#### Goal of the exercise:
Report how many lines of the listing include the word "določeno"; nothing else should be written.
┌─ Extracted records
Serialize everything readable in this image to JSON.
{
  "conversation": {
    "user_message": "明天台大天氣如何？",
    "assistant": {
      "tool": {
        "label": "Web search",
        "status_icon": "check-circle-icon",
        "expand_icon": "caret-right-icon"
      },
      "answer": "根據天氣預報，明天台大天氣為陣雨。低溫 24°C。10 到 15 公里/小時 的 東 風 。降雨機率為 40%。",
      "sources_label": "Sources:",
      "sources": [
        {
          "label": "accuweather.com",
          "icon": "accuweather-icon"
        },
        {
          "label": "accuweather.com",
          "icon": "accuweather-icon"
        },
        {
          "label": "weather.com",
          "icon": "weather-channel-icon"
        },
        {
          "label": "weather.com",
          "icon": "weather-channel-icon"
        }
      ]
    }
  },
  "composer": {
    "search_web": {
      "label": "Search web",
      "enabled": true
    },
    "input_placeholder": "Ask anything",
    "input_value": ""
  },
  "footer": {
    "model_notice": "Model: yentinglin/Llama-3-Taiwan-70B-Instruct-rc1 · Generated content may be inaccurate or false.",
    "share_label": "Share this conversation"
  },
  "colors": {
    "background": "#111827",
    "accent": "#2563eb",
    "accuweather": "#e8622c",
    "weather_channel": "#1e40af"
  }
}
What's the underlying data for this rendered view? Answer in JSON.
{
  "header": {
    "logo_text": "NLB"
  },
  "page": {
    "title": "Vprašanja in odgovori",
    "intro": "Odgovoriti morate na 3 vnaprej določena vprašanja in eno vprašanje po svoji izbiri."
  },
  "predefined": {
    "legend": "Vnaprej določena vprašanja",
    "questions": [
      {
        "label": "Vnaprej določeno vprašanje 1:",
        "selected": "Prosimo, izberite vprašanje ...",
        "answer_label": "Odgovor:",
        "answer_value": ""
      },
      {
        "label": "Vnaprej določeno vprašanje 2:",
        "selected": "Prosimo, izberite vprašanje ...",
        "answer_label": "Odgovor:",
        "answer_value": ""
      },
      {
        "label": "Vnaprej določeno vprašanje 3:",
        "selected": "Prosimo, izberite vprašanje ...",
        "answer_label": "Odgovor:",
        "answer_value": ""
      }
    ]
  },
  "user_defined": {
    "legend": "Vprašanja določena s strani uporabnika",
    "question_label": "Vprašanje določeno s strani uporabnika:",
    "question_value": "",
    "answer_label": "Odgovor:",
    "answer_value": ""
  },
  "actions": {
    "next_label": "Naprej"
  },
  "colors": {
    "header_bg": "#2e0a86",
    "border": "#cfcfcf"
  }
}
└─
#### Answer space:
4